This morning I woke up early to go for a walk and then rewarded myself with some Serkin Pastizzi. While waiting, I had a quick read at the back page of The Times and I was amused by the derivative article written by Louis Cilia titled “Let’s have a civilised debate, please.”
The article started out with the usual overview of campaigns past and then quickly shifted to campaigns present. In the middle of that it turned into a complete rant against bloggers. Yes BLOGGERS!
“Many bloggers enter into the personal lives of ordinary people as well as prominent, and not so prominent, personalities, often with the direct intention of destroying their credibility (and in consequence even of those associated with them, particularly their families). Some bloggers even degenerate into hate blogs. Political parties, more often than not, have turned a blind eye on these bloggers with the excuse that they have no control or jurisdiction over them.”
As a blogger I find this incredibly offensive. Sweeping statements like the above hurt those of us who want to share their opinion about the happenings of the political scene. Familiar with that thing called freedom of expression?

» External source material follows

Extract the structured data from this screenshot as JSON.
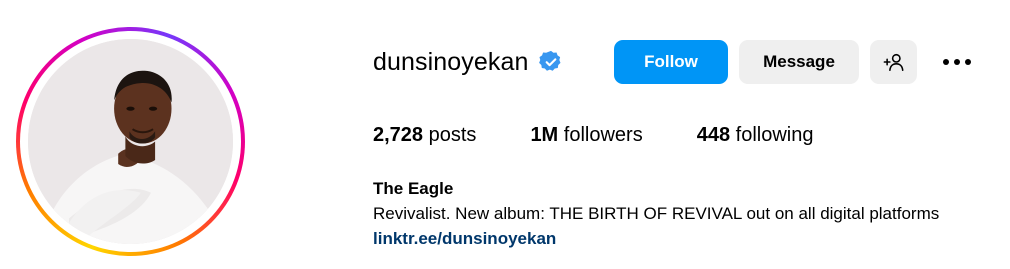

It is obvious Mr Cilia is referring to Daphne Caruana Galizia – there I said it (what a shocker). Why did DCG suddenly turn into a ‘she who will not be named’ character.

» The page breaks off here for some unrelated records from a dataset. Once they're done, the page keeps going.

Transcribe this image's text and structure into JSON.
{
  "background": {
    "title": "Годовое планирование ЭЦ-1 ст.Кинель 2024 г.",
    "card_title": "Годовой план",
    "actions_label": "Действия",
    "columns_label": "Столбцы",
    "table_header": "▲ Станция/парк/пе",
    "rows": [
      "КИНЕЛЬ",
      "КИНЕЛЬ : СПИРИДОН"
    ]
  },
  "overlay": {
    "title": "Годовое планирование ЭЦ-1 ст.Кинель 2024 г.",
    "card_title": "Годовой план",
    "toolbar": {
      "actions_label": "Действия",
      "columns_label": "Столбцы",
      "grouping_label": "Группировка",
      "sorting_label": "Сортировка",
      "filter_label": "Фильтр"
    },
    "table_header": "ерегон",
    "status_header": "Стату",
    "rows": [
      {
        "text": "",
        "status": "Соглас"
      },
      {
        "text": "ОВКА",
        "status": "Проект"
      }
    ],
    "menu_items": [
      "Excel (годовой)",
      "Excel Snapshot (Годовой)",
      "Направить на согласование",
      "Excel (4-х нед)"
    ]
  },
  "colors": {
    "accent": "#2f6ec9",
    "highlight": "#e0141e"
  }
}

Mr Cilia mentions blogs like they are some kind of 21st century plague. Some of them might well be but don’t put all blogs under the ‘rotten’ category.
This generalised understanding of anything and everything is what’s really hurting us as a nation. Instead of having the balls to stand up and name and shame someone, we postulate so we don’t step on any toes. Instead of addressing a problem from its roots we just skim the surface and continue theorising. Instead of debating we just resort to sweeping assumptions. These are the things that groom this fear for debate, this apprehension towards asking questions.
It’s not the blogs Mr Cilia, it’s people like you, who are happy to vaguely point fingers but then fall short of making any form of worthwhile statement, that hurt the debate.